→ **Brief**
Look through the data below, tally the lines where "Minimum" occurs, and write the total alone.

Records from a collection
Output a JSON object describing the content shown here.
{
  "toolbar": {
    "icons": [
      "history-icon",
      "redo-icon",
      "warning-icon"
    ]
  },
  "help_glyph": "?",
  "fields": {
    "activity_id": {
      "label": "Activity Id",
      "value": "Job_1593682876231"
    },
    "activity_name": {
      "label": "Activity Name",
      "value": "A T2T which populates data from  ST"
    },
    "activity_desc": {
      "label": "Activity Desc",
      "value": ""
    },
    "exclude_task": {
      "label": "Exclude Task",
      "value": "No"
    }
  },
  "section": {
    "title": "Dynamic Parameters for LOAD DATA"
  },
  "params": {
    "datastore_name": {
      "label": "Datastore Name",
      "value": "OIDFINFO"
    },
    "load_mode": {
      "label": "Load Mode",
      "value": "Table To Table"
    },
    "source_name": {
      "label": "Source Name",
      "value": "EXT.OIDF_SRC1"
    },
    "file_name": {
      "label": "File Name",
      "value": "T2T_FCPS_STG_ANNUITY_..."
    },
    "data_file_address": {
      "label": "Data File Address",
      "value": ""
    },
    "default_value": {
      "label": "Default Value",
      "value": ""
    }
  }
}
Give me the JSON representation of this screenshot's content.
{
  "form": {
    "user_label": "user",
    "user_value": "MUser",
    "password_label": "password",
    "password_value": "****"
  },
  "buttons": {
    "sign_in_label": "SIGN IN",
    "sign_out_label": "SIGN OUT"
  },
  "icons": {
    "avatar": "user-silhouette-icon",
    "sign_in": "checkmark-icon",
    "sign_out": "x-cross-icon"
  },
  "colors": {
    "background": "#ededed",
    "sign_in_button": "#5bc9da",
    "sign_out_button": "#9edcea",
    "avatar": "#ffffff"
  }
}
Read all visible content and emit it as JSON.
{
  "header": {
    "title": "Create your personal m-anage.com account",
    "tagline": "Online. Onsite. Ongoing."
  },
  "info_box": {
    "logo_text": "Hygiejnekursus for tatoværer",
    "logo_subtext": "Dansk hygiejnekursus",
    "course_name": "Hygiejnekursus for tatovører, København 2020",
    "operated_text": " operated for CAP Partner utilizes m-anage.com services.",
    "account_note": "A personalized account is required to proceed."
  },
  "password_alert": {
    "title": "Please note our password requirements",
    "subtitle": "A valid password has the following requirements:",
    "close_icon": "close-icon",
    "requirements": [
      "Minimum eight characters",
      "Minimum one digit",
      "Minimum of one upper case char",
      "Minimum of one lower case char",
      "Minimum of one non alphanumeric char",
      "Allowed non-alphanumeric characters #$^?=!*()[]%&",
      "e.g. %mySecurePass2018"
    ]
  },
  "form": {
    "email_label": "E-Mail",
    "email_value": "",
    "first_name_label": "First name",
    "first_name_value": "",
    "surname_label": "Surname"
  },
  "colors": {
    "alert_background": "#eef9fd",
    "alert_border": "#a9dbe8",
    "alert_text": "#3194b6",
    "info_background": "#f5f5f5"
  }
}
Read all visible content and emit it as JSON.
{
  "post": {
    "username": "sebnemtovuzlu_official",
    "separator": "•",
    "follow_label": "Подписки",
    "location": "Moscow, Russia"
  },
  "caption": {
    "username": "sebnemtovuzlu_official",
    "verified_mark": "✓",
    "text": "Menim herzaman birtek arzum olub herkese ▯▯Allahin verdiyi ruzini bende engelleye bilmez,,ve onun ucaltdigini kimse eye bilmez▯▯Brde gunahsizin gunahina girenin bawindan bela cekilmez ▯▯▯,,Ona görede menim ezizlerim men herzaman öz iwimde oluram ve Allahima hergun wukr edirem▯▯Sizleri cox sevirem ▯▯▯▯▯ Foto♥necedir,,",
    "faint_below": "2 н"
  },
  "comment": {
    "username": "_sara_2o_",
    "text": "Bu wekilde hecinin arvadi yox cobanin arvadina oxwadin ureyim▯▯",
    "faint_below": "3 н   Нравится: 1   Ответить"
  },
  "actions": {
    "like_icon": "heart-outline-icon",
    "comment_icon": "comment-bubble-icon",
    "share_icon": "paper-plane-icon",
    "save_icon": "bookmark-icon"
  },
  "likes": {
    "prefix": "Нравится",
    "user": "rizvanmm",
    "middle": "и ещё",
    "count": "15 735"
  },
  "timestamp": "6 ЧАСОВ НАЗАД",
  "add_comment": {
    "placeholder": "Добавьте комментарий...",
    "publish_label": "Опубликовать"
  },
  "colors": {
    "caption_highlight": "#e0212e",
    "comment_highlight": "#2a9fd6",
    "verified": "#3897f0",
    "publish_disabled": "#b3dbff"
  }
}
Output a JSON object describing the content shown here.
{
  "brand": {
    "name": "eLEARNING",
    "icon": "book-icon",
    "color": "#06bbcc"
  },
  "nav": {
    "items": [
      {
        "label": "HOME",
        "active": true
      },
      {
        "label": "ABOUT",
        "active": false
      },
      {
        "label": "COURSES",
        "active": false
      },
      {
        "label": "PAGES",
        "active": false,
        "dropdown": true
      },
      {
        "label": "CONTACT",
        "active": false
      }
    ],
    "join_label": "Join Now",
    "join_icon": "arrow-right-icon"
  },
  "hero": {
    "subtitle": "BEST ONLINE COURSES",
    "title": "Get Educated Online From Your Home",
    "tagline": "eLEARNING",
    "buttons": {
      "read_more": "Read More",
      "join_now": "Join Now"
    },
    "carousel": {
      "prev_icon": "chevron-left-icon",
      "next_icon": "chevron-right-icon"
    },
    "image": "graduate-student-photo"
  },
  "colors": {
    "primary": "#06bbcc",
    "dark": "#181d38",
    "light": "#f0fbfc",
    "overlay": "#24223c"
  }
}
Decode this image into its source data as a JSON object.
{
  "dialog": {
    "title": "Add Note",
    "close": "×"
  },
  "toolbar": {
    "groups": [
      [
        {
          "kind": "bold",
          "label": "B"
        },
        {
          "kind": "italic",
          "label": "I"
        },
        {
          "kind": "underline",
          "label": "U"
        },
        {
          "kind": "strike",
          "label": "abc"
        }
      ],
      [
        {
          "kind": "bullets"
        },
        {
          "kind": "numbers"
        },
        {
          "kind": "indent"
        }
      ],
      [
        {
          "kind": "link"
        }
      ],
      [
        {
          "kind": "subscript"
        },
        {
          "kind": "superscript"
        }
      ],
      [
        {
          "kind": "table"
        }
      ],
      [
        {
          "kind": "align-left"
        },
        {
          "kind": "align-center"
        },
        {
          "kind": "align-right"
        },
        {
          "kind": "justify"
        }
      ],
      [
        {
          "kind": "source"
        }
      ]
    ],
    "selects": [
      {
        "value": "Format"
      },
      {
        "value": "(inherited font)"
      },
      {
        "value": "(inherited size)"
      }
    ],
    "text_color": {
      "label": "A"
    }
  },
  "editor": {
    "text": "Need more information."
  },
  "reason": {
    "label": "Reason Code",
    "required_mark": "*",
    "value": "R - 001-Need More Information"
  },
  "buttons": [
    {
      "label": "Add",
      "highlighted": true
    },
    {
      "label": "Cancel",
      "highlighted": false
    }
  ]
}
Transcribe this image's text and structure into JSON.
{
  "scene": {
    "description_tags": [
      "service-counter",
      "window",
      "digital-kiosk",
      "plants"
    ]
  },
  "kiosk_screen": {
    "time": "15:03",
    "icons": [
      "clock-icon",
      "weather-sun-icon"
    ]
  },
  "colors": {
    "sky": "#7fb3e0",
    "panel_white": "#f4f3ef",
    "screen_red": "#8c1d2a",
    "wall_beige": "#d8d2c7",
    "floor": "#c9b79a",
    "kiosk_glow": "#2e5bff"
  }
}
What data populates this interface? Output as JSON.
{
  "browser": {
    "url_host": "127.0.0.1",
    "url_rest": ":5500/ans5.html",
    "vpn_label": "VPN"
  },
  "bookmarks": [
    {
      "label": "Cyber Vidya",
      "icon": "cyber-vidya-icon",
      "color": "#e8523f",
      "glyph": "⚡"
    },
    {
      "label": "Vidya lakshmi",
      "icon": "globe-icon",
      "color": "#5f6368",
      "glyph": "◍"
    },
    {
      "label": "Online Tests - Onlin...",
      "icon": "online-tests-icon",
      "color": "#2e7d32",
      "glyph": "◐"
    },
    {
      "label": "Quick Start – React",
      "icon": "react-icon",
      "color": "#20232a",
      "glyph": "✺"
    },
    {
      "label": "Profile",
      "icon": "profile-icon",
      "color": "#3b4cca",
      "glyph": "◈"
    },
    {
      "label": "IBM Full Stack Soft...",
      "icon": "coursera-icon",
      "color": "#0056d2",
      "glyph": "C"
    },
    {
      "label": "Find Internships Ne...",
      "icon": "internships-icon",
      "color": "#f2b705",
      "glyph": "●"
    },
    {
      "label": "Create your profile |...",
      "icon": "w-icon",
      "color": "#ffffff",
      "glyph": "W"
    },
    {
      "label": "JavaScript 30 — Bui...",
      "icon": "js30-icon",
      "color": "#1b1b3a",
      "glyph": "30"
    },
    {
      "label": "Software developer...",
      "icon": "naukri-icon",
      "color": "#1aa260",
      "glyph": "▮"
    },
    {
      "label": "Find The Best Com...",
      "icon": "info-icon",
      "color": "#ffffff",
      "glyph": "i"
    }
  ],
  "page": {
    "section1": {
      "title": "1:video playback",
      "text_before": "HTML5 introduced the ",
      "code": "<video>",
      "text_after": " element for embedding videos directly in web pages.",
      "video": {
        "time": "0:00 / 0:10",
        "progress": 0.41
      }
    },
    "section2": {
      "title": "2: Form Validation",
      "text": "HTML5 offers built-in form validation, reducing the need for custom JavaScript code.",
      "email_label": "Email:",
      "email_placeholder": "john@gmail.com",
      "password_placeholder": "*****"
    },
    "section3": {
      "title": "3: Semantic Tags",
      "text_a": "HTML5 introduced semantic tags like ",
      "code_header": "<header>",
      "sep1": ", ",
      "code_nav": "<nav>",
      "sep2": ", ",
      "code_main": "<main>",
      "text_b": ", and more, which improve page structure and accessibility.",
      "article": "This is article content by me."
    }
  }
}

→ **Response**
5